The audience of more than one hundred people arrived, for a large part, curiously expectant. Perhaps with the feeling, “How can a tenor saxophone hold my attention for a whole concert?” But practically everyone left wildly enthusiastic. Here was proof how good this member of the woodwind family, only invented in 1842, can sound, provided that it is played by a true musician. In addition to this the program was so well put together that it was already interesting.

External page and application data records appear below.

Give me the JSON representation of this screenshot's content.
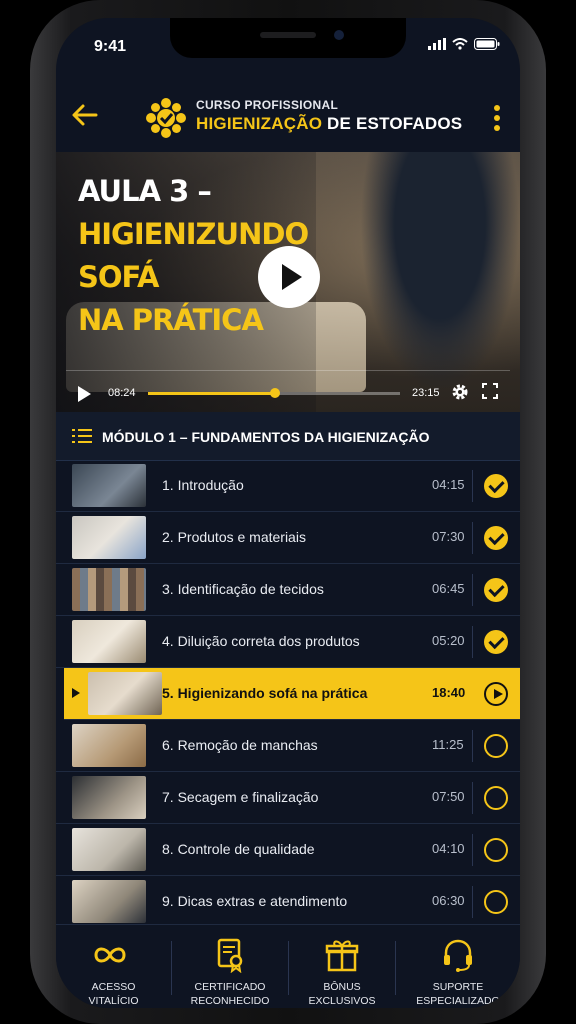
{
  "status": {
    "time": "9:41"
  },
  "header": {
    "subtitle": "CURSO PROFISSIONAL",
    "title_highlight": "HIGIENIZAÇÃO",
    "title_rest": " DE ESTOFADOS"
  },
  "video": {
    "line1": "AULA 3 –",
    "line2": "HIGIENIZUNDO",
    "line3": "SOFÁ",
    "line4": "NA PRÁTICA",
    "current_time": "08:24",
    "duration": "23:15",
    "progress": 0.505
  },
  "module": {
    "title": "MÓDULO 1 – FUNDAMENTOS DA HIGIENIZAÇÃO"
  },
  "lessons": [
    {
      "label": "1. Introdução",
      "duration": "04:15",
      "status": "done"
    },
    {
      "label": "2. Produtos e materiais",
      "duration": "07:30",
      "status": "done"
    },
    {
      "label": "3. Identificação de tecidos",
      "duration": "06:45",
      "status": "done"
    },
    {
      "label": "4. Diluição correta dos produtos",
      "duration": "05:20",
      "status": "done"
    },
    {
      "label": "5. Higienizando sofá na prática",
      "duration": "18:40",
      "status": "playing"
    },
    {
      "label": "6. Remoção de manchas",
      "duration": "11:25",
      "status": "todo"
    },
    {
      "label": "7. Secagem e finalização",
      "duration": "07:50",
      "status": "todo"
    },
    {
      "label": "8. Controle de qualidade",
      "duration": "04:10",
      "status": "todo"
    },
    {
      "label": "9. Dicas extras e atendimento",
      "duration": "06:30",
      "status": "todo"
    }
  ],
  "features": [
    {
      "line1": "ACESSO",
      "line2": "VITALÍCIO",
      "icon": "infinity-icon"
    },
    {
      "line1": "CERTIFICADO",
      "line2": "RECONHECIDO",
      "icon": "certificate-icon"
    },
    {
      "line1": "BÔNUS",
      "line2": "EXCLUSIVOS",
      "icon": "gift-icon"
    },
    {
      "line1": "SUPORTE",
      "line2": "ESPECIALIZADO",
      "icon": "headset-icon"
    }
  ],
  "colors": {
    "accent": "#f5c518",
    "background": "#0e1422"
  }
}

The musicians began with a few melodious, almost dreamy pieces, one from the French composer Florent Schmitt (1870-1958) and Romance from the English composer Ronald Binge (1910-1979) arranged by Hans van der Heide, played with a wonderful dark and beautiful tone with masterly accompaniment. This was followed by a Sonata from Domenico Scarlatti for solo piano and a piece originally composed for trombone and piano, Ballade from the Swiss Frank Martin (1890-1974) who spent much of his life in the Netherlands. The climax was the “Three Etudes” for saxophone and piano written by Hans van der Heide in 2007. Also a world premiere. The word etude has to be seen as separate from the idea of a practice piece. The same applies as for those of Chopin for piano. This music can only be played by someone who does not need etudes any more. All possibilities of the tenor saxophone were displayed. This remained, due to the enormous virtuosity, continually gripping. This is simply standard repertoire. Breathtakingly beautiful music superbly executed.
There followed a number of pieces originally composed for this combination: “Evening Song” by the Russian Dmitri Smirnov (1948) and “Grizzly” by Guillermo Lago. The concert ended with an arrangement of Part 2 from a Sonata by Poulence (by Hans van de Heide) and of “Adagio und Allegro” by Robert Schumann (voor French Horm and piano, arranged by Niels Bijl).
Alongside the etudes, these arrangements were also world premieres, which involves much study for the performers and is extremely exciting. But when musicians such as these two lead the way, with true passion, something exceptional happens. It was an absolutely fantastic concert. (Henk Pruijsen)